_Work required_
Your response should contain every line from the data below that holds the string "Daryl".

Content starts

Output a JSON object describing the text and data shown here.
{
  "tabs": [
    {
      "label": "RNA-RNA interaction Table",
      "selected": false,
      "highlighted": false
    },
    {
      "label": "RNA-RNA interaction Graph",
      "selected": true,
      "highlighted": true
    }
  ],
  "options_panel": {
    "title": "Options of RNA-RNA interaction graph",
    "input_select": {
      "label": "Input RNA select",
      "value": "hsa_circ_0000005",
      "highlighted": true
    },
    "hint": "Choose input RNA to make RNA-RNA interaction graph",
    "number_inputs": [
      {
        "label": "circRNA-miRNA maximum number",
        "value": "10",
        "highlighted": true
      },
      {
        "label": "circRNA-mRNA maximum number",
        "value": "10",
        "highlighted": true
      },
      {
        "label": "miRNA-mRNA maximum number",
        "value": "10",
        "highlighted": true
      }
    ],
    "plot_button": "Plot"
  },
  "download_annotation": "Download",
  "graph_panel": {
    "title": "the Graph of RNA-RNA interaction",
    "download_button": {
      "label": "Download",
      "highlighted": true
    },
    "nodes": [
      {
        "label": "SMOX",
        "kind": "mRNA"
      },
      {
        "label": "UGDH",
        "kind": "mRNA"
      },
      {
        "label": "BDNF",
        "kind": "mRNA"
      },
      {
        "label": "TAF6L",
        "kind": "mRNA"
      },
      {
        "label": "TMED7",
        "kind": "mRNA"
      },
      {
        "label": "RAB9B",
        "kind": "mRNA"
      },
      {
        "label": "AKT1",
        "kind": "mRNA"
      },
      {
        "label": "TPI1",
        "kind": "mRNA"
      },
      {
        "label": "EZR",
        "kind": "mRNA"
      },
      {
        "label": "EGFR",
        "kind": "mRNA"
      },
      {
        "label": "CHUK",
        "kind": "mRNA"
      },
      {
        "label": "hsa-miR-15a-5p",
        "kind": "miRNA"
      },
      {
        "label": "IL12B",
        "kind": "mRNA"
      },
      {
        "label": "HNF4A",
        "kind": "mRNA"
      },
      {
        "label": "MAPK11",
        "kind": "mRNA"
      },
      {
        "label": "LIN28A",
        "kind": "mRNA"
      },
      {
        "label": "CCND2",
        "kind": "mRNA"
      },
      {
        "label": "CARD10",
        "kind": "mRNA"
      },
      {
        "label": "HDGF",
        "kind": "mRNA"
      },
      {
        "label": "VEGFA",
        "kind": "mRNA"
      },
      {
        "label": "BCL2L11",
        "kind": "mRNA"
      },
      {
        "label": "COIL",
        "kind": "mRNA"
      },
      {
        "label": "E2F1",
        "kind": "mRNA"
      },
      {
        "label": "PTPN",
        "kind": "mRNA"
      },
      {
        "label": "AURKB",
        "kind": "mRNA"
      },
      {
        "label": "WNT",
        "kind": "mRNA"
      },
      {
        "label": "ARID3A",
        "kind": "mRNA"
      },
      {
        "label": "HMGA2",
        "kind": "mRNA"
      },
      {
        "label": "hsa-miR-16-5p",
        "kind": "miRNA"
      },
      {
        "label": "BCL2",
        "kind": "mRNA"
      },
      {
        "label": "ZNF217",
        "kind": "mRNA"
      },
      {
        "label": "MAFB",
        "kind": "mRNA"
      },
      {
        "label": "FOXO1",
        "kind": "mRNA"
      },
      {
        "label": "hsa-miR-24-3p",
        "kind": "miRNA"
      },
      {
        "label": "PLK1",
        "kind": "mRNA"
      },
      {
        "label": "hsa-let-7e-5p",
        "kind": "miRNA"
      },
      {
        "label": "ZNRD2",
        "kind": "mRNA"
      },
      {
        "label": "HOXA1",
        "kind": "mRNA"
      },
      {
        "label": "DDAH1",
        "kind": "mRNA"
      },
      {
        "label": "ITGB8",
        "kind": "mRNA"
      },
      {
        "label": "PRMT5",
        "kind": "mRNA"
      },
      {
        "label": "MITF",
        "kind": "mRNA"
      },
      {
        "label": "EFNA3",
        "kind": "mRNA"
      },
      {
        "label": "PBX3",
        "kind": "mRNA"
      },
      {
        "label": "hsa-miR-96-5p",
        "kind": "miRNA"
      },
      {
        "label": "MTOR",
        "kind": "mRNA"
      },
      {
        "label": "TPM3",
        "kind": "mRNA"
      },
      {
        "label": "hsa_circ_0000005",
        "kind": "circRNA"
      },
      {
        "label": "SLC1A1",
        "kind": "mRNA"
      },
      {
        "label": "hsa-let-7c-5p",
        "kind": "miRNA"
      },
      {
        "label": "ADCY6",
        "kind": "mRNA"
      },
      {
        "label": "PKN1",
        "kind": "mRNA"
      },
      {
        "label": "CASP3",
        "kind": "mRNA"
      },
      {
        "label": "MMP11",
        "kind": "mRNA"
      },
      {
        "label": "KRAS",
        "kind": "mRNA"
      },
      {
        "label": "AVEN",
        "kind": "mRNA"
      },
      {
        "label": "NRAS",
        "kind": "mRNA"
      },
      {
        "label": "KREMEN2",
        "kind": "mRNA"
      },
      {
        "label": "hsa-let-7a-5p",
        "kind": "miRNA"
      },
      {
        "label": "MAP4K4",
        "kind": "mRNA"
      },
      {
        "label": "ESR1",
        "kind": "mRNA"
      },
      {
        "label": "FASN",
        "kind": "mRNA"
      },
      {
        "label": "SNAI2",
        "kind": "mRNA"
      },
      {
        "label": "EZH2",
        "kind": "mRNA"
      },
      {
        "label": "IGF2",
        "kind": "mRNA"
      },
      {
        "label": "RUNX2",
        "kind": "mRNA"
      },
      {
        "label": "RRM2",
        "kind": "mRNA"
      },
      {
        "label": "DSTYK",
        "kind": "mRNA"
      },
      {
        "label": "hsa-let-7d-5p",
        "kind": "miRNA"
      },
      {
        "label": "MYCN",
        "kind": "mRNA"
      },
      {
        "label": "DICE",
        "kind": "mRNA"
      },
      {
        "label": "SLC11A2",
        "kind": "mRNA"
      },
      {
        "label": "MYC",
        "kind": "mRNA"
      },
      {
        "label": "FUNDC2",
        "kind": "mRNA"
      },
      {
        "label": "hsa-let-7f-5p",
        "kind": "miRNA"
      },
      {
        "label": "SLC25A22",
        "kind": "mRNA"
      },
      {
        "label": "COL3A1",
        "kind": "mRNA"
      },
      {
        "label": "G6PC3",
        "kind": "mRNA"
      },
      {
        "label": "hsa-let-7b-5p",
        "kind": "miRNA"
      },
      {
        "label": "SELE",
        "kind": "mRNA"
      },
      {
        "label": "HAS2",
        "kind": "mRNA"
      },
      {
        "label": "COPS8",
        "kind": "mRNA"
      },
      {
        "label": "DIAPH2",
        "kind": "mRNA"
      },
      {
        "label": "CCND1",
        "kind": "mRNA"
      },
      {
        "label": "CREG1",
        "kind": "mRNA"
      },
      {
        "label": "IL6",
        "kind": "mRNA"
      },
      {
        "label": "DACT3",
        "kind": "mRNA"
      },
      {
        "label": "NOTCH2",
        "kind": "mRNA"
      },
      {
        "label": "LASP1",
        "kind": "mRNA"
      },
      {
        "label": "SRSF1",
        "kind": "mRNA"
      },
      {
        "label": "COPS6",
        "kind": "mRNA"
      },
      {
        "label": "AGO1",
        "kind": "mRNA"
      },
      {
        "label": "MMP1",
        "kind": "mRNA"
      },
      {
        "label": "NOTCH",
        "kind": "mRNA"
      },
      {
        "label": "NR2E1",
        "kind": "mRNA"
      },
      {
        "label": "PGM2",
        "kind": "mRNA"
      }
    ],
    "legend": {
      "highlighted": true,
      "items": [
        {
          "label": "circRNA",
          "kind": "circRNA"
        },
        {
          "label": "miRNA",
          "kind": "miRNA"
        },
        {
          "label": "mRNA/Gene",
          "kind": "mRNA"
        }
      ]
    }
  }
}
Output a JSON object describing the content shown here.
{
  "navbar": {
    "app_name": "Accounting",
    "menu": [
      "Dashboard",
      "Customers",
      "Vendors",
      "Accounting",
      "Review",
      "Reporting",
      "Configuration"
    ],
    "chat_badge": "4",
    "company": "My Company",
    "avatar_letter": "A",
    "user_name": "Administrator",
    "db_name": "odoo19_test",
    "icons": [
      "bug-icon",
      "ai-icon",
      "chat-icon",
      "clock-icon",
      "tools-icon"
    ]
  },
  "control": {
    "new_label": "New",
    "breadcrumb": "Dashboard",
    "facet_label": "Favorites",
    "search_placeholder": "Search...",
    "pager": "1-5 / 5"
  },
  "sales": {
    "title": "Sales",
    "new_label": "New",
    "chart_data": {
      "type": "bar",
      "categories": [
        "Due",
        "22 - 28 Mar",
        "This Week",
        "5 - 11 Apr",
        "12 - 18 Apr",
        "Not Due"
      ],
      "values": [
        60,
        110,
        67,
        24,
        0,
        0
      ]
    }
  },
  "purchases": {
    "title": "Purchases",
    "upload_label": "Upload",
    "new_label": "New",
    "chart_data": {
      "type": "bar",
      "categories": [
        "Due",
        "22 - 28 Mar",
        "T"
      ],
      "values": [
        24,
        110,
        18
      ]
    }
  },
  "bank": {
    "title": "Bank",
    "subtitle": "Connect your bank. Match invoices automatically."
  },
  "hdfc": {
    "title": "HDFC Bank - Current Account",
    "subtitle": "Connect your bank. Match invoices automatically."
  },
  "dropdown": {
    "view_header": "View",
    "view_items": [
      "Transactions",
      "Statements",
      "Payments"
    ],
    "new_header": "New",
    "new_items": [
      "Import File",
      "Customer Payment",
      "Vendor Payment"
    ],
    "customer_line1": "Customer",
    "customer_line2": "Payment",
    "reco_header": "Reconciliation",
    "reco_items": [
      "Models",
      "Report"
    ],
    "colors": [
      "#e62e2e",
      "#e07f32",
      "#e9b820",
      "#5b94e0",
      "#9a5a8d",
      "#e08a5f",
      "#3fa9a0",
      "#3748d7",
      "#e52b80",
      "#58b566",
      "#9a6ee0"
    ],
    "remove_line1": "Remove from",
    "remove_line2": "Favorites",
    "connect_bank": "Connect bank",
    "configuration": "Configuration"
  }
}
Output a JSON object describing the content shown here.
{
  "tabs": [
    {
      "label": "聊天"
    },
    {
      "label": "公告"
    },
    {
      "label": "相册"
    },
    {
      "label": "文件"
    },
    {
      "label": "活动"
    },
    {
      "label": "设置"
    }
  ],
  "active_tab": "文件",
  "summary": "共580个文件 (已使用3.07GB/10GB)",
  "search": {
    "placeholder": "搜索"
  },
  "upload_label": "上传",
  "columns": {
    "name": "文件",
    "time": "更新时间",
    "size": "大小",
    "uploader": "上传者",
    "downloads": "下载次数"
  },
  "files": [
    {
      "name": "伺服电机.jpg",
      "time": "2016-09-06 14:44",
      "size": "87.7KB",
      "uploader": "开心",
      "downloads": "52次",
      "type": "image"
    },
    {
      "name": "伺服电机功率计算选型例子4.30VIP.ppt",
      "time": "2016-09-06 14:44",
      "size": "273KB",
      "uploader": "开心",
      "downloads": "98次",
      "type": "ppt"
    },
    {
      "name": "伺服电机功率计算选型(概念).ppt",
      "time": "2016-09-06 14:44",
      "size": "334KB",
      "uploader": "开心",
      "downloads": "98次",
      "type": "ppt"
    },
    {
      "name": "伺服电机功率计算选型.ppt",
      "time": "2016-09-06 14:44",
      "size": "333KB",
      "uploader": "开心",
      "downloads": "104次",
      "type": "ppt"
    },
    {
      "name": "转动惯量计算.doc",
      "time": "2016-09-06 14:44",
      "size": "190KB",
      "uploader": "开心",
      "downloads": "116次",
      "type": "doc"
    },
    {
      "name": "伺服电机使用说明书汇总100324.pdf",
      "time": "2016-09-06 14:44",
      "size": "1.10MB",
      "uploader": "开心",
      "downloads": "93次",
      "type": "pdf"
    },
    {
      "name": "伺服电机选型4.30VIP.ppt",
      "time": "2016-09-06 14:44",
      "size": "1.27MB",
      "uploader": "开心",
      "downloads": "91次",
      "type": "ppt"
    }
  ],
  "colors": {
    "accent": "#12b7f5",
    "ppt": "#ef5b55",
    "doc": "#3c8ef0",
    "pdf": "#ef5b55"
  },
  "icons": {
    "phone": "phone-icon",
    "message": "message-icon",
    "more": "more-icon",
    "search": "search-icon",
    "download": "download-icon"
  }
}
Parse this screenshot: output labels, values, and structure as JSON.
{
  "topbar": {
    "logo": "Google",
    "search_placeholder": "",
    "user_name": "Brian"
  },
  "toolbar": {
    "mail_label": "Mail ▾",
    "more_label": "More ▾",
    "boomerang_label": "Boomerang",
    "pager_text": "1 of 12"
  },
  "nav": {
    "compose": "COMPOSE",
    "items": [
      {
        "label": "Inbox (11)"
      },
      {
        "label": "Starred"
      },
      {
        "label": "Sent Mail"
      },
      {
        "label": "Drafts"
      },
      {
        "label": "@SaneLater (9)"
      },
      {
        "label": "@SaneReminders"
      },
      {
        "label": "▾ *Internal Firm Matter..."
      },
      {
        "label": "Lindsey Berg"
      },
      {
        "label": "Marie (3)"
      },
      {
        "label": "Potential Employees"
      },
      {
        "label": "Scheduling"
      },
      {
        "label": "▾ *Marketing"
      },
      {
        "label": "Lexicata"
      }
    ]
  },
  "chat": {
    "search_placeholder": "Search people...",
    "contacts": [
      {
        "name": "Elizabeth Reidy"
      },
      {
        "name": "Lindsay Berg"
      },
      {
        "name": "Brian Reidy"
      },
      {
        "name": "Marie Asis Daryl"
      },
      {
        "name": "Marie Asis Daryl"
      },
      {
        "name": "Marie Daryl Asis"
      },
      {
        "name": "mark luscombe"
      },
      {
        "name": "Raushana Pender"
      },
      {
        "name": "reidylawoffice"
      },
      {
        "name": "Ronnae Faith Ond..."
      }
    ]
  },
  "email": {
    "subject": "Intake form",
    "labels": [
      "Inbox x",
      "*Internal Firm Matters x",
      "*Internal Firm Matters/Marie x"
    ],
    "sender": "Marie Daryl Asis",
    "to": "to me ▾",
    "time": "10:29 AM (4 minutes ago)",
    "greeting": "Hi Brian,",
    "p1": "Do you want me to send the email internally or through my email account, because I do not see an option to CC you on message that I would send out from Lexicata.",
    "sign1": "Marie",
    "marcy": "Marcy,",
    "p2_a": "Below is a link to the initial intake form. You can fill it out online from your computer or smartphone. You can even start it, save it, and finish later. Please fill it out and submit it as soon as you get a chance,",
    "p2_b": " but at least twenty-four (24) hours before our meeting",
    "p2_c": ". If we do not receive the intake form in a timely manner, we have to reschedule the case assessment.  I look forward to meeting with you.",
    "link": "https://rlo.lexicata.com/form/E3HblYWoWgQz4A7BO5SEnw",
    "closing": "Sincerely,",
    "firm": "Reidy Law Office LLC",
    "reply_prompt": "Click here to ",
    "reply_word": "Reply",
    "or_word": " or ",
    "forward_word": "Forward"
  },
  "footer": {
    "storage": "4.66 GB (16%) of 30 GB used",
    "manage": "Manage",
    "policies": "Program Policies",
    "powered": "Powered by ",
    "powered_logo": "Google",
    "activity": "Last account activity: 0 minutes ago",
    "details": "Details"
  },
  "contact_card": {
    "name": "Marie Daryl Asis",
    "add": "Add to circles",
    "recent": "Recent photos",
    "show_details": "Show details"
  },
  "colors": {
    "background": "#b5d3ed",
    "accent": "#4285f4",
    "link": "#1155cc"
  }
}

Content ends

_Task answer_
        "name": "Marie Asis Daryl"
        "name": "Marie Asis Daryl"
        "name": "Marie Daryl Asis"
    "sender": "Marie Daryl Asis",
    "name": "Marie Daryl Asis",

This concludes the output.